### WORK INSTRUCTIONS
Wherever the string "filter" shows up in the data below, copy the whole line.

(Data about app and page elements)
++++++++++++++++++++

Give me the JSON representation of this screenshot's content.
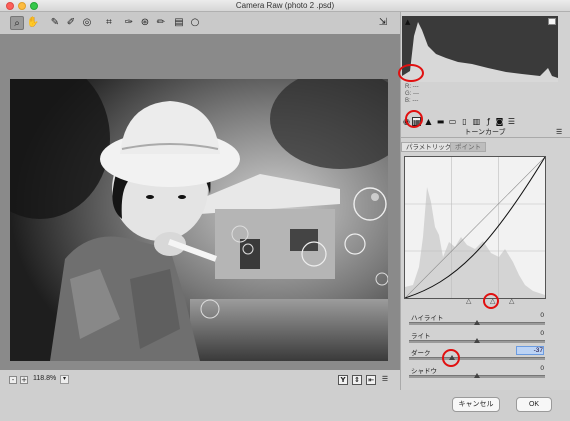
{
  "window": {
    "title": "Camera Raw (photo 2 .psd)"
  },
  "toolbar": {
    "tools": [
      "zoom-icon",
      "hand-icon",
      "white-balance-icon",
      "color-sampler-icon",
      "target-adjust-icon",
      "crop-icon",
      "spot-removal-icon",
      "red-eye-icon",
      "brush-icon",
      "graduated-filter-icon",
      "radial-filter-icon"
    ],
    "open_icon": "open-preferences-icon"
  },
  "histogram": {
    "r_label": "R:",
    "g_label": "G:",
    "b_label": "B:",
    "r_value": "---",
    "g_value": "---",
    "b_value": "---"
  },
  "statusbar": {
    "zoom_out": "-",
    "zoom_in": "+",
    "zoom": "118.8%",
    "zoom_dropdown": "▾",
    "view_y": "Y"
  },
  "panel": {
    "section_title": "トーンカーブ",
    "tab_parametric": "パラメトリック",
    "tab_point": "ポイント",
    "sliders": [
      {
        "label": "ハイライト",
        "value": "0"
      },
      {
        "label": "ライト",
        "value": "0"
      },
      {
        "label": "ダーク",
        "value": "-37"
      },
      {
        "label": "シャドウ",
        "value": "0"
      }
    ]
  },
  "buttons": {
    "cancel": "キャンセル",
    "ok": "OK"
  },
  "colors": {
    "highlight_ring": "#e11010",
    "value_highlight": "#bcd3f5"
  }
}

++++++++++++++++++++

### RESULT FOR THIS TASK
      "graduated-filter-icon",
      "radial-filter-icon"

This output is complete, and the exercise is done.